In a report that will shock anyone that doesn't go to the movies, an advocacy group claims that movie theater popcorn is not a very good nutritional snack. In a press release, the Center for Science in the Public Interest says they commissioned laboratory analyses indicating a medium-size popcorn and medium-size soda purchased at a Regal theater, the country's largest movie theater chain, contains the nutritional equivalent of three McDonald's Quarter Pounders with 12 pats of butter. "Sitting through a two-hour movie isn't exactly like climbing Mt. Everest," a senior nutritionist for the Center said. "Why do theaters think they need to feed us like it is?"
Ah, but that comment betrays an ignorance of the current cinema. When I caught 2012 on opening day, for example, I watched it with a tub of popcorn by my side, as our reviewer Peter Hall suggested ($7.50 for a large popcorn at AMC). It gave me something to do during the non-disaster scenes. On a more serious note, the Center points out the high amount of saturated fat results from movie theater chains Regal and AMC using coconut oil to pop their popcorn. The Cinemark chain uses canola oil, which results in much less "artery-clogging" saturated fat.

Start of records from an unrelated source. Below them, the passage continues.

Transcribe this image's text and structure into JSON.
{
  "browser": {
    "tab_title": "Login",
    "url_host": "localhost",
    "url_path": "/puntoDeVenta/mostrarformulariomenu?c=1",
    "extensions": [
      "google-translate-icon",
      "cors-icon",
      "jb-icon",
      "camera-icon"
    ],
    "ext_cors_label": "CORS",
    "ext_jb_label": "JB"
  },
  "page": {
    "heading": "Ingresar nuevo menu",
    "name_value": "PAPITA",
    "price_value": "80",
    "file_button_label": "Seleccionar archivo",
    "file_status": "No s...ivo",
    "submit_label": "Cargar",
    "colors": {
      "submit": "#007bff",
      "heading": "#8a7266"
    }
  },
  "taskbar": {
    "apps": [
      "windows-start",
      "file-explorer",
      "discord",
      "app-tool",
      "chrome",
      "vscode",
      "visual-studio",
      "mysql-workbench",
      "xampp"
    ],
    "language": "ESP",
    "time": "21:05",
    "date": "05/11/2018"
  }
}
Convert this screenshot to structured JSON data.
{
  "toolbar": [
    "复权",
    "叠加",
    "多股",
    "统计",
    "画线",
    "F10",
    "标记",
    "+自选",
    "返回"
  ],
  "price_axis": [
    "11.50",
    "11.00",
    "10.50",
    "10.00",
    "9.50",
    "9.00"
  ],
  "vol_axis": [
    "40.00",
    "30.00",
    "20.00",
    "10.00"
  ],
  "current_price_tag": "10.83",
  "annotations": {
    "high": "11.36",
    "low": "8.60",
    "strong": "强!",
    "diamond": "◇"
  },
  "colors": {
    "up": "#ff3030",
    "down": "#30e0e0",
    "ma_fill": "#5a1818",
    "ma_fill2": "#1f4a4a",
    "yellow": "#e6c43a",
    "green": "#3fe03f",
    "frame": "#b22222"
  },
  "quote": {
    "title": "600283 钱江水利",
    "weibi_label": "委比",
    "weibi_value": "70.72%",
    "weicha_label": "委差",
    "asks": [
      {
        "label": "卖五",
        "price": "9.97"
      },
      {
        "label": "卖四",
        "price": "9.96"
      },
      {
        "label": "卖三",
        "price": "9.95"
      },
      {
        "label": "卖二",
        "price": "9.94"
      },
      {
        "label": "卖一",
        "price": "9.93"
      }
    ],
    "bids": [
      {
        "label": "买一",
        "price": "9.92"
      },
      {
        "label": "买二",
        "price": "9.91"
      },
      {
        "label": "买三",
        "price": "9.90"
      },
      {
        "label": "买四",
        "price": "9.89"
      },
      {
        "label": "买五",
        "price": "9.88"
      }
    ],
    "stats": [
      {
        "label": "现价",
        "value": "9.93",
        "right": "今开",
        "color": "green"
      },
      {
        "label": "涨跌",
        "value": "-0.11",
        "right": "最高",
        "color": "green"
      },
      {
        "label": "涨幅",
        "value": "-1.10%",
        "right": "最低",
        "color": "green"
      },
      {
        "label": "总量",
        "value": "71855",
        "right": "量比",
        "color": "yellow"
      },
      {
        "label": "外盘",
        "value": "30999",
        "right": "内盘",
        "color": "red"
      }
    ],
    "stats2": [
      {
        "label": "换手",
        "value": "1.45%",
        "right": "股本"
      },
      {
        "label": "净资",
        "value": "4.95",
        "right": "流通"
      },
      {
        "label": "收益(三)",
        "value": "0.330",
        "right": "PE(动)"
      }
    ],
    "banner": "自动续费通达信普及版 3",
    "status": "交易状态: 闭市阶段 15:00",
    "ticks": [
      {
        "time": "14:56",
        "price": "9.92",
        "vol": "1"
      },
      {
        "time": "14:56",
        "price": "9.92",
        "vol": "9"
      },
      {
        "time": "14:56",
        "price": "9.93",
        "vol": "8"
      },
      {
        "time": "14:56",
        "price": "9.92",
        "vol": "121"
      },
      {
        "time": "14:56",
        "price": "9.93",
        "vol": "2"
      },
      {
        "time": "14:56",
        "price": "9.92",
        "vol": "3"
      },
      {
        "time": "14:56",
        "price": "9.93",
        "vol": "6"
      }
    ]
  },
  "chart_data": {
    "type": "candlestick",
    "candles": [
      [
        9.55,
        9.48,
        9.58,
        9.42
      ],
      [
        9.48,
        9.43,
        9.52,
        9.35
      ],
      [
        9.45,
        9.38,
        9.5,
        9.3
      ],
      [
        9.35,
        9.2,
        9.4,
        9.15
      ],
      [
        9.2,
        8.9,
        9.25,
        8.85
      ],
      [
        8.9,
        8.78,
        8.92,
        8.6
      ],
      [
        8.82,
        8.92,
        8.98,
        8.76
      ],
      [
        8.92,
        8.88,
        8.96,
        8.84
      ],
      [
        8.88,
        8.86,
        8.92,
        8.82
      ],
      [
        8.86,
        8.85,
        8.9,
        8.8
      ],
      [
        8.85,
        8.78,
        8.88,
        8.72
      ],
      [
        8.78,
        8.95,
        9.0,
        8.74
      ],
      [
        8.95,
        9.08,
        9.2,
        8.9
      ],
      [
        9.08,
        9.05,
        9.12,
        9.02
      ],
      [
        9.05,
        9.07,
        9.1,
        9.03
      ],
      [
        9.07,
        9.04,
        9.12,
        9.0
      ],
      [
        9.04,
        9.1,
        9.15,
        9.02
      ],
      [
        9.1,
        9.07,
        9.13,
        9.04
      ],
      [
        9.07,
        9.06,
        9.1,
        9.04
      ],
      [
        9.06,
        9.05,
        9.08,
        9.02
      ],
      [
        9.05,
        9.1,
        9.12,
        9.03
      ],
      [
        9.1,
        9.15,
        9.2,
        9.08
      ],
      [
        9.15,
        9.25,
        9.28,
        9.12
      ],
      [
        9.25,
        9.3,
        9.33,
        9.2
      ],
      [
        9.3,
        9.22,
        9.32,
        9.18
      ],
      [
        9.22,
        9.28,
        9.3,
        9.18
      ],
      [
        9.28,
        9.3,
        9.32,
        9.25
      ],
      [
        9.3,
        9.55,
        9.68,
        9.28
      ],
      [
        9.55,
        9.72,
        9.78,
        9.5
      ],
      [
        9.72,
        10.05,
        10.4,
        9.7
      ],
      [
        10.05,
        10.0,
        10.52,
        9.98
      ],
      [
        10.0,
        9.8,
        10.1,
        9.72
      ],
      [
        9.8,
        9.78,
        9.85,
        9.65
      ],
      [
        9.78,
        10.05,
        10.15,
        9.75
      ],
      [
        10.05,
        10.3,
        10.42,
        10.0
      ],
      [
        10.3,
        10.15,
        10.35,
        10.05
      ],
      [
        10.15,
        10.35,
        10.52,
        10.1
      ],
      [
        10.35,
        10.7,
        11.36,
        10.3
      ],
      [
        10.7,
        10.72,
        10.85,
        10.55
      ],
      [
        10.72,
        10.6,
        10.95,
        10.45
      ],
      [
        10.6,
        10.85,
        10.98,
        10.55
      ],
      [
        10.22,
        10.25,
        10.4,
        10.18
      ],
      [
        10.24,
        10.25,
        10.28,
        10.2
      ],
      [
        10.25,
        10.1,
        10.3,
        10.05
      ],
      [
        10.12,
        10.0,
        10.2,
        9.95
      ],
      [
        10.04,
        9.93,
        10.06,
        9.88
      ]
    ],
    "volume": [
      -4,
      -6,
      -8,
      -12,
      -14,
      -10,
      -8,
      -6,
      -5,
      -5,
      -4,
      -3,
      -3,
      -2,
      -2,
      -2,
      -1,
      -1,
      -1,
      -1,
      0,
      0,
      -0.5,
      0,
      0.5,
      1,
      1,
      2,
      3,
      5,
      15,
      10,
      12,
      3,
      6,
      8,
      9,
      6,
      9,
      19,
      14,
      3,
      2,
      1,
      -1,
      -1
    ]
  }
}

For their part, the chains aren't talking, reports The Los Angeles Times, though Regal falls back on the MPAA's statistic that says the average American only attends six movies a year and thus: "Theater popcorn and movie snacks are viewed as a treat and not intended to be part of a regular diet." I know our readers watch up to six movies in a single weekend, so I ask you: Do you skip popcorn entirely? Do you buy anything from movie concession stands? If theaters offered healthier fare, would you buy it?